If I were to become such a member of the diaspora in my lifetime, I would look back upon my continent as a place of wonder and excitement. A continent filled with an unbridled ability to dream like a five year old child demanding to touch the stars. I would look upon my continent with the hope that we will one day lift ourselves from where we are and carry ourselves to where we want to be. To be a person of the diaspora means to be the unofficial spokesperson for the continent and someone willing to defend it. For us to succeed as a continent we must make our unofficial spokespersons our official spokespersons. We should create a space for our diaspora members to want to give back to the continent in many ways, and assist in the continent’s development.
Our biggest form of foreign aid is a phone call away and we seem to be dialling the wrong number.

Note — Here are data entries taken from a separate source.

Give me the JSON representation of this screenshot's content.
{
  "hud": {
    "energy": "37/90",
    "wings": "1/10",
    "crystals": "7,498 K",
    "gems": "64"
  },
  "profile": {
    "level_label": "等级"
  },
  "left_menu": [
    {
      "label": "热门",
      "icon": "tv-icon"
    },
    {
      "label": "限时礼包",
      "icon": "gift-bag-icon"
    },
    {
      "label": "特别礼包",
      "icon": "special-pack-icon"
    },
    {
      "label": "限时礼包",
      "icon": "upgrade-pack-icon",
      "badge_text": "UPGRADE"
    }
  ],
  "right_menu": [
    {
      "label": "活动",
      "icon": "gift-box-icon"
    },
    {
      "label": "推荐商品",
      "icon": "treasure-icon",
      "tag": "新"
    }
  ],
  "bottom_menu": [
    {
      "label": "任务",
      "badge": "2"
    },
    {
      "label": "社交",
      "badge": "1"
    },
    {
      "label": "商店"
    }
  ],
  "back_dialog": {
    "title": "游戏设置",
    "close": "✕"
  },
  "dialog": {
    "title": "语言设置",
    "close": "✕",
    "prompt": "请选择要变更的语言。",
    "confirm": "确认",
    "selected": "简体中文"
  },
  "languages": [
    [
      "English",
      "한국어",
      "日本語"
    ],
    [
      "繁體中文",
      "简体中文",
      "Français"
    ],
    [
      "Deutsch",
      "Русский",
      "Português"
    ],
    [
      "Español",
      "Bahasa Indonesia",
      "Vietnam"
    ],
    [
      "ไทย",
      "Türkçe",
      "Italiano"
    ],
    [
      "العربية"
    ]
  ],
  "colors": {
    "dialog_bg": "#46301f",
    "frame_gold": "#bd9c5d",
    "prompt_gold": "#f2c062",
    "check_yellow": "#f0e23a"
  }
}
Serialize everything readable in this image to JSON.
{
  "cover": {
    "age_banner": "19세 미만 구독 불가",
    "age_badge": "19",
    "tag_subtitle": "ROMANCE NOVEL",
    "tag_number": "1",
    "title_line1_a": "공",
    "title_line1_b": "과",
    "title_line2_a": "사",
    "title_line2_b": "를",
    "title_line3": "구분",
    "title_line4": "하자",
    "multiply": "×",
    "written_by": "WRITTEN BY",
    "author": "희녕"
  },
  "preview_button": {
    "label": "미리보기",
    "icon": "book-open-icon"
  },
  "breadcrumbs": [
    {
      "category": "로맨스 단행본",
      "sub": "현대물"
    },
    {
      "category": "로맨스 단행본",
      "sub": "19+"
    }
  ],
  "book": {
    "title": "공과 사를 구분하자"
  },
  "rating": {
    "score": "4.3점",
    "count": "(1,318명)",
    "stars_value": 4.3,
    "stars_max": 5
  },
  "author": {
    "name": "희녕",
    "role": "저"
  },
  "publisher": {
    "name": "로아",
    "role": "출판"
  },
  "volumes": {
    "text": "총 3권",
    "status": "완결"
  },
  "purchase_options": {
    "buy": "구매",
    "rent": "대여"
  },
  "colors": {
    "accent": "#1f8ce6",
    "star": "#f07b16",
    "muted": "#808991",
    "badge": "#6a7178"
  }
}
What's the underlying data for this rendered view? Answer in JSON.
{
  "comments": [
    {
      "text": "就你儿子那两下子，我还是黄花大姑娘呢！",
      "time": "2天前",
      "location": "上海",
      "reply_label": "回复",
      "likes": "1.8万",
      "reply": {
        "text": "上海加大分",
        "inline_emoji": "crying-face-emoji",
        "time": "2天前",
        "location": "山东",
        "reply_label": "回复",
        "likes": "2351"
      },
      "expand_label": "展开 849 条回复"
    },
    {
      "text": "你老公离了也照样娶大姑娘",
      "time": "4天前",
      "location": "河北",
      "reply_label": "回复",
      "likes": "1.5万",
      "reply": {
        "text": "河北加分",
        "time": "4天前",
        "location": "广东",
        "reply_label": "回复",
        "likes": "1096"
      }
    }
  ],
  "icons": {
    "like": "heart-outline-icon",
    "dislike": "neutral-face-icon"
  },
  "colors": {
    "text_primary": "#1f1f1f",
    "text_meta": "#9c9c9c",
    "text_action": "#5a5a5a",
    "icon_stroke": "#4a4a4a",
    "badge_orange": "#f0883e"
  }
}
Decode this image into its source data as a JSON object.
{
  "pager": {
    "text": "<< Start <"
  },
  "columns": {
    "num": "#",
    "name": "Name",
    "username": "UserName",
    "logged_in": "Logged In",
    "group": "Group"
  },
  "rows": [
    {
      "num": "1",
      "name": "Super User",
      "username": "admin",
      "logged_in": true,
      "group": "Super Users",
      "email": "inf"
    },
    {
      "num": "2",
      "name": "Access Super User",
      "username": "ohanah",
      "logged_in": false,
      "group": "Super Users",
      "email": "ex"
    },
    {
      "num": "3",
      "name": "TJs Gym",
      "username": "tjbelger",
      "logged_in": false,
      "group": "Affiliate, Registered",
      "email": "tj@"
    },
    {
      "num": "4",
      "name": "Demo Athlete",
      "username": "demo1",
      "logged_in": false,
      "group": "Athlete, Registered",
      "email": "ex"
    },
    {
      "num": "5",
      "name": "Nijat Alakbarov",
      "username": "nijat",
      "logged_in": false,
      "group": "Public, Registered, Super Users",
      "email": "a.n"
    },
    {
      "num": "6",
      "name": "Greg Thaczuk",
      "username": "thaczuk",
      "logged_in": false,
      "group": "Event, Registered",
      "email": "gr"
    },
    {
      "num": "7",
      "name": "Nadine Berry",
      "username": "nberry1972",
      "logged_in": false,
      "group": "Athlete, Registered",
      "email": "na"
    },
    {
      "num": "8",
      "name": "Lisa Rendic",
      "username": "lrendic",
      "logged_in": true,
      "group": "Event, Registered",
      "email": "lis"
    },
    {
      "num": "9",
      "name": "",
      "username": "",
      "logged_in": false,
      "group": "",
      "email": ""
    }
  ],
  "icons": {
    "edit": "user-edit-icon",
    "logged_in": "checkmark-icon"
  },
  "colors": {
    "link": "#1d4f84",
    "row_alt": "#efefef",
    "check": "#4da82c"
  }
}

Rekgotsofetse Chikane is a second year student at the University of Cape Town and is currently studying towards a Bachelors of Social Science, majoring in both Economics and Public Policy and Administration. In 2011, he was elected onto his University residence committee, Kopano, to work on student development and academics within the residence. He currently sits as Chairperson on UCT’s Residence Tutors’ Council and is also Chairperson of the South African Students Congress UCT branch. He is an active advocate for socio-economic equality within South Africa. Rekgotsofetse wants to work within South Africa’s economic policy formulation and implementation institutions. He hopes to be able to influence economic policies within the country as well as within Africa.
The South Africa-Washington International Program (SAWIP) is a six-month leadership, service and professional development program that recruits 15 high-potential South African students from three top South African universities each year in pursuit of its mission to inspire, develop and support a diverse new generation of emerging South African leaders from multiple disciplines.